What is open source? It can actually mean a variety of different things, but most simply it means free software that anyone can use as is or alter as they see fit for their particular needs. According to Wikipedia - “Some consider open source a philosophy, others consider it a pragmatic methodology.” I think I fall into both camps, but being the pragmatic, methodological guy that I am I shall present that angle today.

When I first got into software and development a few years ago it was because of one of the most proprietary devices out there - the iPhone. Proprietary is the exact opposite of open source. It is not free. You are not welcome to see the iPhone OS source code. You are not welcome to use anything except for Apple’s set of development tools to build iPhone applications. You may only distribute those applications through the AppStore, of which Apple is the sole overseer. I didn’t consciously realize the implications of this stuff two years ago. I just wanted to build a band app that all my friends could use and get rich. So I bought a Mac and dove in.

Upon diving in, I realized many things. One is that Apple and their set of development tools - called Xcode (X as is OS X, the Mac OS) - came with the most amazing set of documentation on virtually every aspect of developing software built right in. My education began there. Poring over the included documentation and learning how the iPhone OS and Object Oriented programming worked on a high level was the beginning of the path for me here. Among other things I learned that the Mac OS (operating system) and by extention the iPhone OS were built upon an open source OS called Unix. Unix has been around since the late 60s, and was initially developed at Bell Labs. Unix runs on the “command line”, which is like way back in the floppy disk era when you used to have to type into DOS to get your computer to run programs. Most professional developers I met at the DrupalCon a month ago seem to have a deep fear of the command line. Luckily my early experience with Rails and Git got me over that fear before I learned that I should have one.

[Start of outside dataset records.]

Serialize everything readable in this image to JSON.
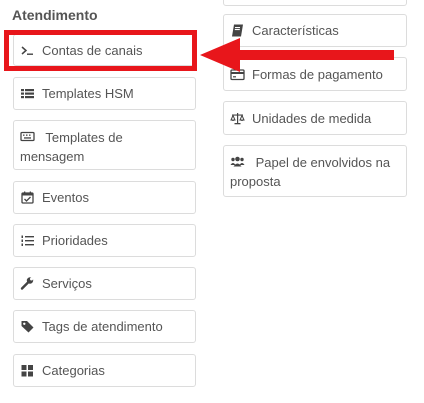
{
  "section": {
    "title": "Atendimento"
  },
  "left_items": [
    {
      "label": "Contas de canais",
      "icon": "terminal-icon"
    },
    {
      "label": "Templates HSM",
      "icon": "list-icon"
    },
    {
      "label": "Templates de mensagem",
      "icon": "keyboard-icon"
    },
    {
      "label": "Eventos",
      "icon": "calendar-check-icon"
    },
    {
      "label": "Prioridades",
      "icon": "ordered-list-icon"
    },
    {
      "label": "Serviços",
      "icon": "wrench-icon"
    },
    {
      "label": "Tags de atendimento",
      "icon": "tag-icon"
    },
    {
      "label": "Categorias",
      "icon": "grid-icon"
    }
  ],
  "right_items": [
    {
      "label": "Características",
      "icon": "book-icon"
    },
    {
      "label": "Formas de pagamento",
      "icon": "credit-card-icon"
    },
    {
      "label": "Unidades de medida",
      "icon": "balance-scale-icon"
    },
    {
      "label": "Papel de envolvidos na proposta",
      "icon": "users-icon"
    }
  ],
  "annotation": {
    "highlight_color": "#e8161b",
    "target": "Contas de canais"
  }
}
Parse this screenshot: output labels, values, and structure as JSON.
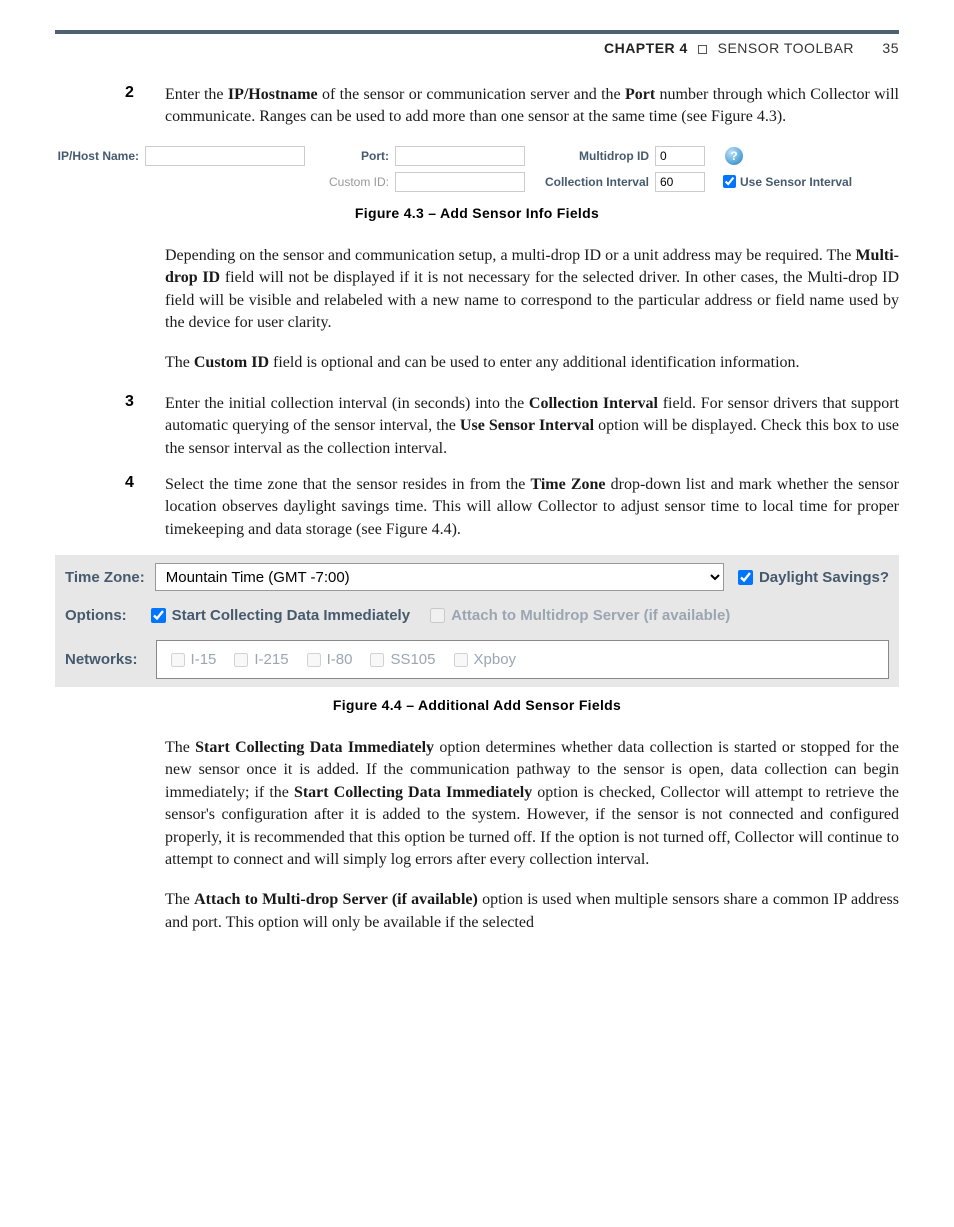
{
  "header": {
    "chapter": "CHAPTER 4",
    "title": "SENSOR TOOLBAR",
    "page": "35"
  },
  "step2": {
    "num": "2",
    "text_a": "Enter the ",
    "bold_a": "IP/Hostname",
    "text_b": " of the sensor or communication server and the ",
    "bold_b": "Port",
    "text_c": " number through which Collector will communicate. Ranges can be used to add more than one sensor at the same time (see Figure 4.3)."
  },
  "fig43": {
    "ip_label": "IP/Host Name:",
    "ip_value": "",
    "port_label": "Port:",
    "port_value": "",
    "custom_label": "Custom ID:",
    "custom_value": "",
    "multidrop_label": "Multidrop ID",
    "multidrop_value": "0",
    "help": "?",
    "collint_label": "Collection Interval",
    "collint_value": "60",
    "use_sensor_label": "Use Sensor Interval"
  },
  "caption43": "Figure 4.3 – Add Sensor Info Fields",
  "para_depending": {
    "a": "Depending on the sensor and communication setup, a multi-drop ID or a unit address may be required. The ",
    "b": "Multi-drop ID",
    "c": " field will not be displayed if it is not necessary for the selected driver. In other cases, the Multi-drop ID field will be visible and relabeled with a new name to correspond to the particular address or field name used by the device for user clarity."
  },
  "para_custom": {
    "a": "The ",
    "b": "Custom ID",
    "c": " field is optional and can be used to enter any additional identification information."
  },
  "step3": {
    "num": "3",
    "a": "Enter the initial collection interval (in seconds) into the ",
    "b": "Collection Interval",
    "c": " field. For sensor drivers that support automatic querying of the sensor interval, the ",
    "d": "Use Sensor Interval",
    "e": " option will be displayed. Check this box to use the sensor interval as the collection interval."
  },
  "step4": {
    "num": "4",
    "a": "Select the time zone that the sensor resides in from the ",
    "b": "Time Zone",
    "c": " drop-down list and mark whether the sensor location observes daylight savings time. This will allow Collector to adjust sensor time to local time for proper timekeeping and data storage (see Figure 4.4)."
  },
  "fig44": {
    "tz_label": "Time Zone:",
    "tz_value": "Mountain Time (GMT -7:00)",
    "daylight_label": "Daylight Savings?",
    "options_label": "Options:",
    "start_collecting_label": "Start Collecting Data Immediately",
    "attach_label": "Attach to Multidrop Server (if available)",
    "networks_label": "Networks:",
    "networks": [
      "I-15",
      "I-215",
      "I-80",
      "SS105",
      "Xpboy"
    ]
  },
  "caption44": "Figure 4.4 – Additional Add Sensor Fields",
  "para_start": {
    "a": "The ",
    "b": "Start Collecting Data Immediately",
    "c": " option determines whether data collection is started or stopped for the new sensor once it is added. If the communication pathway to the sensor is open, data collection can begin immediately; if the ",
    "d": "Start Collecting Data Immediately",
    "e": " option is checked, Collector will attempt to retrieve the sensor's configuration after it is added to the system. However, if the sensor is not connected and configured properly, it is recommended that this option be turned off.  If the option is not turned off, Collector will continue to attempt to connect and will simply log errors after every collection interval."
  },
  "para_attach": {
    "a": "The ",
    "b": "Attach to Multi-drop Server (if available)",
    "c": " option is used when multiple sensors share a common IP address and port. This option will only be available if the selected"
  }
}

Anyway, there are many different versions of Unix out there, some open source (meaning open to anyone helping develop it) and some proprietary (meaning you have to pay a licensing fee to even use it). Some hippies at UC Berkeley one day got tired of Ma Bell and her ridiculous licensing fees and decided to make their own variant called Free BSD. To make a long story shorter, Steve Jobs and co. took Free BSD in the late 90s and made it the base of their new OS. OS X, a really awesome, intuitive, stable operating system that only legally runs on Macintosh computers took an open source project as it’s guts. What the world knows as OS X is basically a really nicely designed wrapper over top of Free BSD. If you’re on a Mac and you go up to the Spotlight in the top right and type in “Terminal”, you’ll get the command line for your computer. This is the real operating system you are speaking to underneath the glitsy OS X veneer.

So what’s the point? Who cares? Steve Jobs ripped off a bunch of hippies and now he’s a genius? Well, yes, and here’s why.

Windows, the beloved, world dominating piece of shit OS that never works right whether you know it or admit it or not is not an open source project. It and it’s source code have been sequestered away in Redmond WA for the last 25 years or so. The only people allowed to work on it are MS employees following MS corporate policies, coding practices, and managerial and marketing direction in their development of Windows. I liken this to being in a really high paid Connecticut wedding band. By contrast, Free BSD - though a newer OS than Windows even - comes from a pedigree of having been developed and refined for the last 40 years. Open source means anyone with the mind to can contribute to the project with only their own needs and imaginations as their guide. Ultimately what happens in a sucessful open source project is that a community of developers begins to coalesce. Different perspectives, features, and methodologies are brought in from all over the world by developers trying to solve problems, not by the marketing department downstairs or your manager who has to make his boss happy with this one feature. What would be a security hole to exploit is plainly visible for all to see and for all to immediately get on top of fixing for the good of everyone who uses that software. If you need a feature that doesn’t exist yet, you write it yourself and share with everyone in the community. I liken this to participating in the late night jam at Slopryland.

That’s probably enough for now.